§ Work required: All lines from the one containing "Decode this image" through the end of the data below are to be repeated exactly, with pictures left out.

****************************************

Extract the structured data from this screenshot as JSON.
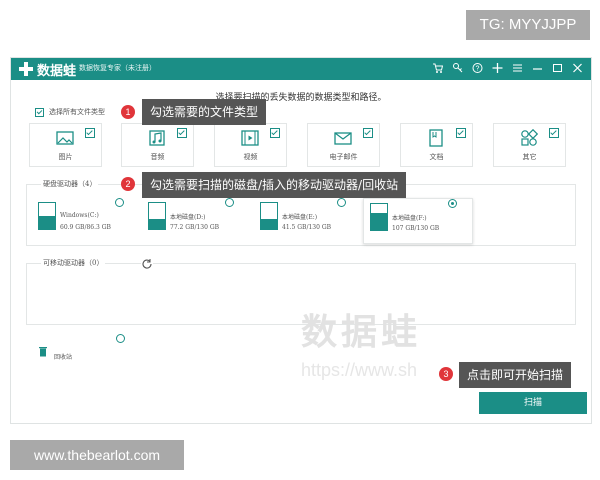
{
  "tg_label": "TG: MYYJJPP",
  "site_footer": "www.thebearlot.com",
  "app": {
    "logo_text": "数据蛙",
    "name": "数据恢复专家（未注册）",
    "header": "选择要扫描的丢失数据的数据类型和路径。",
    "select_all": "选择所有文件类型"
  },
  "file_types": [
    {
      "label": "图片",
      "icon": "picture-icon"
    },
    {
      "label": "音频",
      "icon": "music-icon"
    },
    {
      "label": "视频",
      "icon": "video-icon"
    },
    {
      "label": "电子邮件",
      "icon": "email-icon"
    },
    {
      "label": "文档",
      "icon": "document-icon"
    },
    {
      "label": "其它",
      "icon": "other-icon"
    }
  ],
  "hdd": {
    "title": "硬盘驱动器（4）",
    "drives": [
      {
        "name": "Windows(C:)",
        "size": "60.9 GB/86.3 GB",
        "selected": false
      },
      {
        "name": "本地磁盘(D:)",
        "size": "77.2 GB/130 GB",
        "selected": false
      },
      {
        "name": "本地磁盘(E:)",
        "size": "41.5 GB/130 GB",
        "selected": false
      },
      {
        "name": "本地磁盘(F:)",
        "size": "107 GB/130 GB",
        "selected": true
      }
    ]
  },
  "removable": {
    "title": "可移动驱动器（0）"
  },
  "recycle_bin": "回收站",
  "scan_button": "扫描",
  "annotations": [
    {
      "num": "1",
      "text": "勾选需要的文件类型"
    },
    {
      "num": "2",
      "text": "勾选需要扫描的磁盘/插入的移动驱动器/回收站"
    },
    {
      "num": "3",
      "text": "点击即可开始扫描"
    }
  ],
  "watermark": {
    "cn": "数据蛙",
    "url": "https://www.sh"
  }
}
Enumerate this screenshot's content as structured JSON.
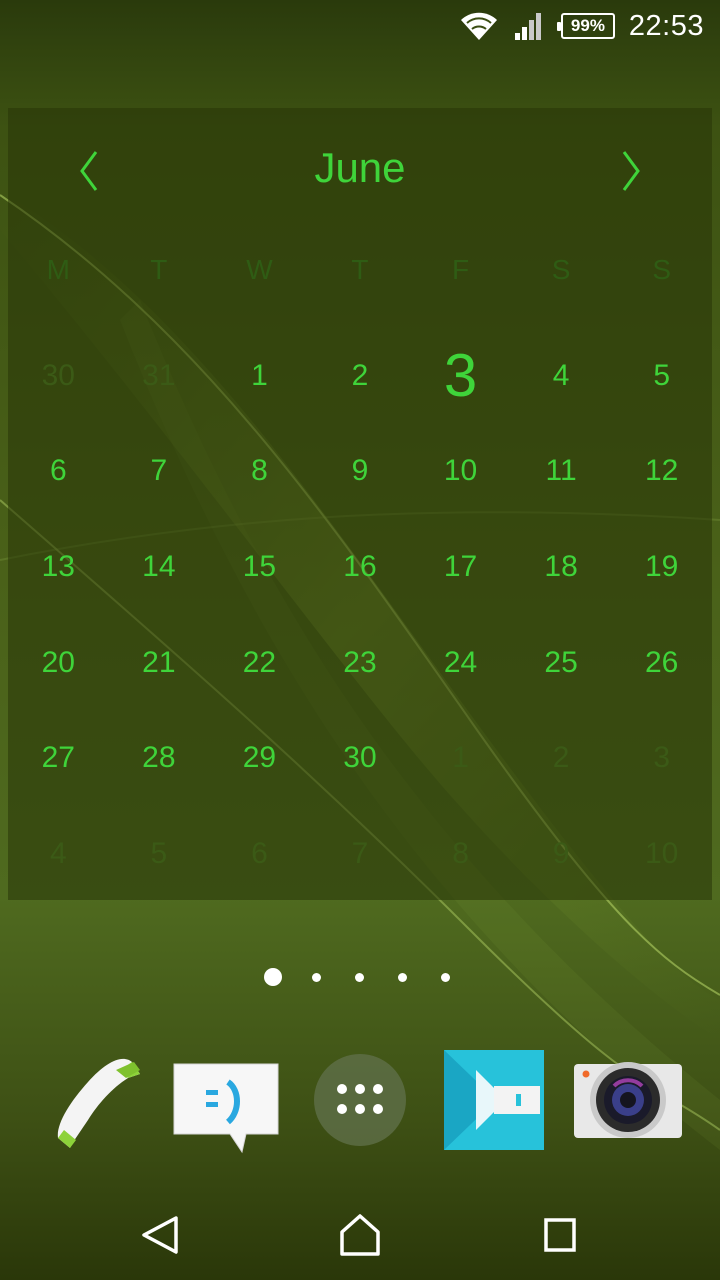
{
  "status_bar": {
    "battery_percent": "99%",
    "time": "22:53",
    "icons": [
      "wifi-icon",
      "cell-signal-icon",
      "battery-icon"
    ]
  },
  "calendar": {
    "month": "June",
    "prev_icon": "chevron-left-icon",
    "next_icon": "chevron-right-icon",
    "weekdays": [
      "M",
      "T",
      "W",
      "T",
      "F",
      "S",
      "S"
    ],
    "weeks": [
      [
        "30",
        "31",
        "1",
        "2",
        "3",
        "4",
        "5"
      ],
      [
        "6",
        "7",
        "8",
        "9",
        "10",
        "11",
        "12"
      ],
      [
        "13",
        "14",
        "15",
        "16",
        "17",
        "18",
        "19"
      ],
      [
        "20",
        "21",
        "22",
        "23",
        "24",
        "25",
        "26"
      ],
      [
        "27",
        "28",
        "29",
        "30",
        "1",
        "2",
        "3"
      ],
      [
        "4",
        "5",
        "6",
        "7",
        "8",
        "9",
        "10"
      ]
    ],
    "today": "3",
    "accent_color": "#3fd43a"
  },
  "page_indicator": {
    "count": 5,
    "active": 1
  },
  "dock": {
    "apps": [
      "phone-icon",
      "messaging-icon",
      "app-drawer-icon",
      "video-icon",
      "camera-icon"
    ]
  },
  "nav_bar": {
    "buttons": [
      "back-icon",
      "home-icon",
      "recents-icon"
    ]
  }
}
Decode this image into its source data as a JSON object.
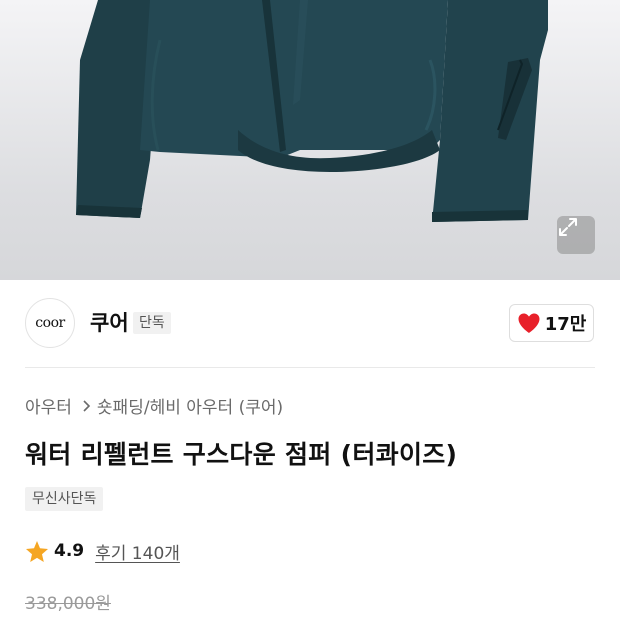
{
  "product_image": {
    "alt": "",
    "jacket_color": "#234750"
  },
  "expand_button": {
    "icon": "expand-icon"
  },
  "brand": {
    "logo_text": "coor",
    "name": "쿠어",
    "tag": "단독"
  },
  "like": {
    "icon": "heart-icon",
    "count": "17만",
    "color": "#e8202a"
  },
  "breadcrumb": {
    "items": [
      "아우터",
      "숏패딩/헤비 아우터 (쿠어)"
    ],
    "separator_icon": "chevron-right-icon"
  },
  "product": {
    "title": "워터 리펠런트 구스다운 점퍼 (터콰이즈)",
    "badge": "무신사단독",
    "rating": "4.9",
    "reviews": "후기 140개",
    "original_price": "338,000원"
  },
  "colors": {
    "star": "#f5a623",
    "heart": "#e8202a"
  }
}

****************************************

§ Solution:
Decode this image into its source data as a JSON object.
{
  "product_image": {
    "alt": "",
    "jacket_color": "#234750"
  },
  "expand_button": {
    "icon": "expand-icon"
  },
  "brand": {
    "logo_text": "coor",
    "name": "쿠어",
    "tag": "단독"
  },
  "like": {
    "icon": "heart-icon",
    "count": "17만",
    "color": "#e8202a"
  },
  "breadcrumb": {
    "items": [
      "아우터",
      "숏패딩/헤비 아우터 (쿠어)"
    ],
    "separator_icon": "chevron-right-icon"
  },
  "product": {
    "title": "워터 리펠런트 구스다운 점퍼 (터콰이즈)",
    "badge": "무신사단독",
    "rating": "4.9",
    "reviews": "후기 140개",
    "original_price": "338,000원"
  },
  "colors": {
    "star": "#f5a623",
    "heart": "#e8202a"
  }
}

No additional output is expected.